“He’s improving all the time and you need to acknowledge that. Don’t act like he’s got these holes in his game. Jesus Christ, do you think if he’s going to fight Nate Diaz, we’re going to stand with Nate Diaz? Do you think we have a chance [standing] against Nate Diaz? Do you think I think that? For God’s sake, no way. No way in hell are we going to fight with Conor [McGregor]’s stand-up too. Everybody’s got a different gameplan, and if you don’t change the gameplan according to what’s going on, you’re going to get checkmated.”

The way the fight played out, Nurmagomedov took down Iaquinta in the first two rounds, beating the New Yorker up with ground-and-pound, threatening with a rear-naked choke, but failing to finish him. Khabib did not manage takedowns in rounds three and four, so it was glorified kickboxing match between him and Iaquinta. While Al did land some power shots on the Russian, Khabib bloodied Iaquinta’s face with jabs. More striking occurred in the final round, and Khabib was able to secure a takedown off of putting Iaquinta in some trouble against the fence.

Mendez also said that Khabib spending the middle portion of the bout on the feet was not part of the gameplan. The aftermath of the fight led some to reassess Khabib’s chances if he were to use the same tactics against Conor McGregor or Tony Ferguson, and Mendez had this to offer in response.

“I think they’re 100-percent correct in the way they’re thinking, but let’s see how the gameplan plays out,” Mendez said. “Let’s see if we’re foolish enough to stand with Conor like that, or let’s see how much we’ve improved since then. That’s the one thing you saw from Khabib, let’s face it — when he was punching, he was punching one-two; he was dropping his hands; his chin was up high; he leaned back. So if Al would’ve been smart enough to come at him with threes and fours, then he could’ve potentially clipped us. But Al was doing ones and twos himself, he wasn’t doing too many combinations.

“That’s not something Conor’s going to do. If that ever happened, Conor’s going to throw combinations because he’s schooled enough in the art of boxing that he’s going to come out, he knows one-twos are aren’t enough. So it’ll be a completely different gameplan. Like I said, Joe Rogan — Joe Rogan’s saying he’s been exposed, this and that. I’m going, man, is he crazy? When has Khabib ever been known to be some great striker? It’s like all of a sudden Khabib’s some great striker? We always knew he had holes in his stand-up. I always say it. When have I ever told you that Khabib is a great stand-up fighter? I’ve never said that. I said he improves all the time, and he’s improved.”

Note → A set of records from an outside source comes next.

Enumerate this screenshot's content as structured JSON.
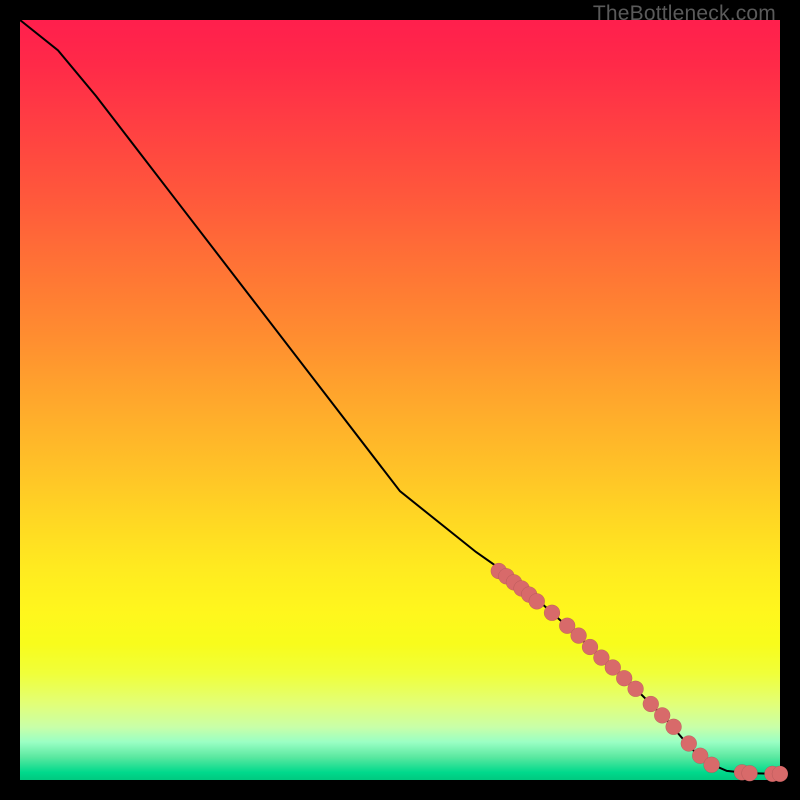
{
  "watermark": "TheBottleneck.com",
  "chart_data": {
    "type": "line",
    "title": "",
    "xlabel": "",
    "ylabel": "",
    "xlim": [
      0,
      100
    ],
    "ylim": [
      0,
      100
    ],
    "grid": false,
    "legend": false,
    "curve": [
      {
        "x": 0,
        "y": 100
      },
      {
        "x": 5,
        "y": 96
      },
      {
        "x": 10,
        "y": 90
      },
      {
        "x": 20,
        "y": 77
      },
      {
        "x": 30,
        "y": 64
      },
      {
        "x": 40,
        "y": 51
      },
      {
        "x": 50,
        "y": 38
      },
      {
        "x": 60,
        "y": 30
      },
      {
        "x": 65,
        "y": 26.5
      },
      {
        "x": 70,
        "y": 22
      },
      {
        "x": 75,
        "y": 17.5
      },
      {
        "x": 80,
        "y": 13
      },
      {
        "x": 85,
        "y": 8
      },
      {
        "x": 88,
        "y": 4.5
      },
      {
        "x": 90,
        "y": 2.5
      },
      {
        "x": 93,
        "y": 1.2
      },
      {
        "x": 96,
        "y": 0.9
      },
      {
        "x": 100,
        "y": 0.8
      }
    ],
    "points": [
      {
        "x": 63,
        "y": 27.5
      },
      {
        "x": 64,
        "y": 26.8
      },
      {
        "x": 65,
        "y": 26.0
      },
      {
        "x": 66,
        "y": 25.2
      },
      {
        "x": 67,
        "y": 24.4
      },
      {
        "x": 68,
        "y": 23.5
      },
      {
        "x": 70,
        "y": 22.0
      },
      {
        "x": 72,
        "y": 20.3
      },
      {
        "x": 73.5,
        "y": 19.0
      },
      {
        "x": 75,
        "y": 17.5
      },
      {
        "x": 76.5,
        "y": 16.1
      },
      {
        "x": 78,
        "y": 14.8
      },
      {
        "x": 79.5,
        "y": 13.4
      },
      {
        "x": 81,
        "y": 12.0
      },
      {
        "x": 83,
        "y": 10.0
      },
      {
        "x": 84.5,
        "y": 8.5
      },
      {
        "x": 86,
        "y": 7.0
      },
      {
        "x": 88,
        "y": 4.8
      },
      {
        "x": 89.5,
        "y": 3.2
      },
      {
        "x": 91,
        "y": 2.0
      },
      {
        "x": 95,
        "y": 1.0
      },
      {
        "x": 96,
        "y": 0.9
      },
      {
        "x": 99,
        "y": 0.8
      },
      {
        "x": 100,
        "y": 0.8
      }
    ],
    "point_radius_px": 8,
    "colors": {
      "line": "#000000",
      "point_fill": "#d86a6a",
      "gradient_top": "#ff1f4d",
      "gradient_bottom": "#00c97f"
    }
  }
}
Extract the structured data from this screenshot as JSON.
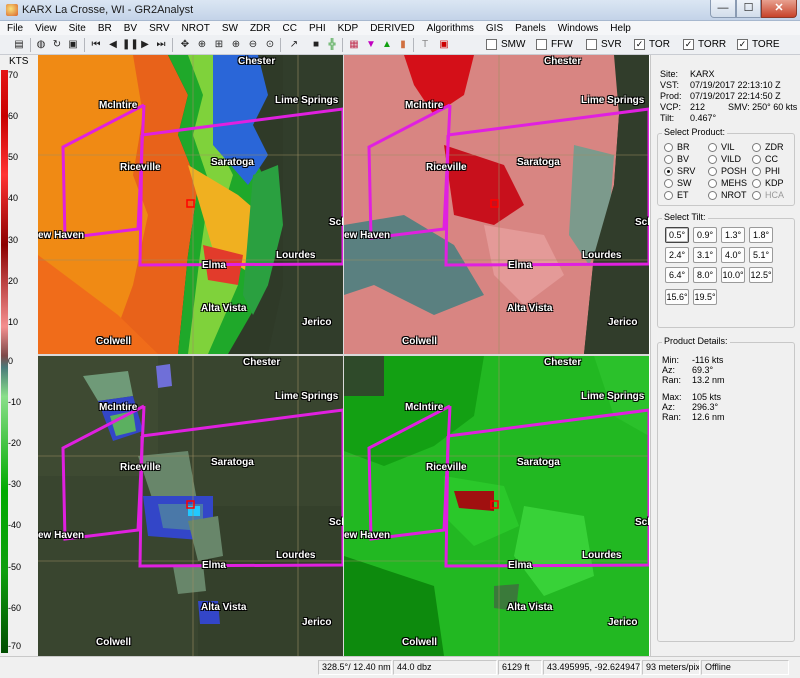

And yes, you’re not the only one who noticed that Mendez said “There’s no holes in Khabib’s game” and “We always knew he had holes in his stand-up” in the same interview.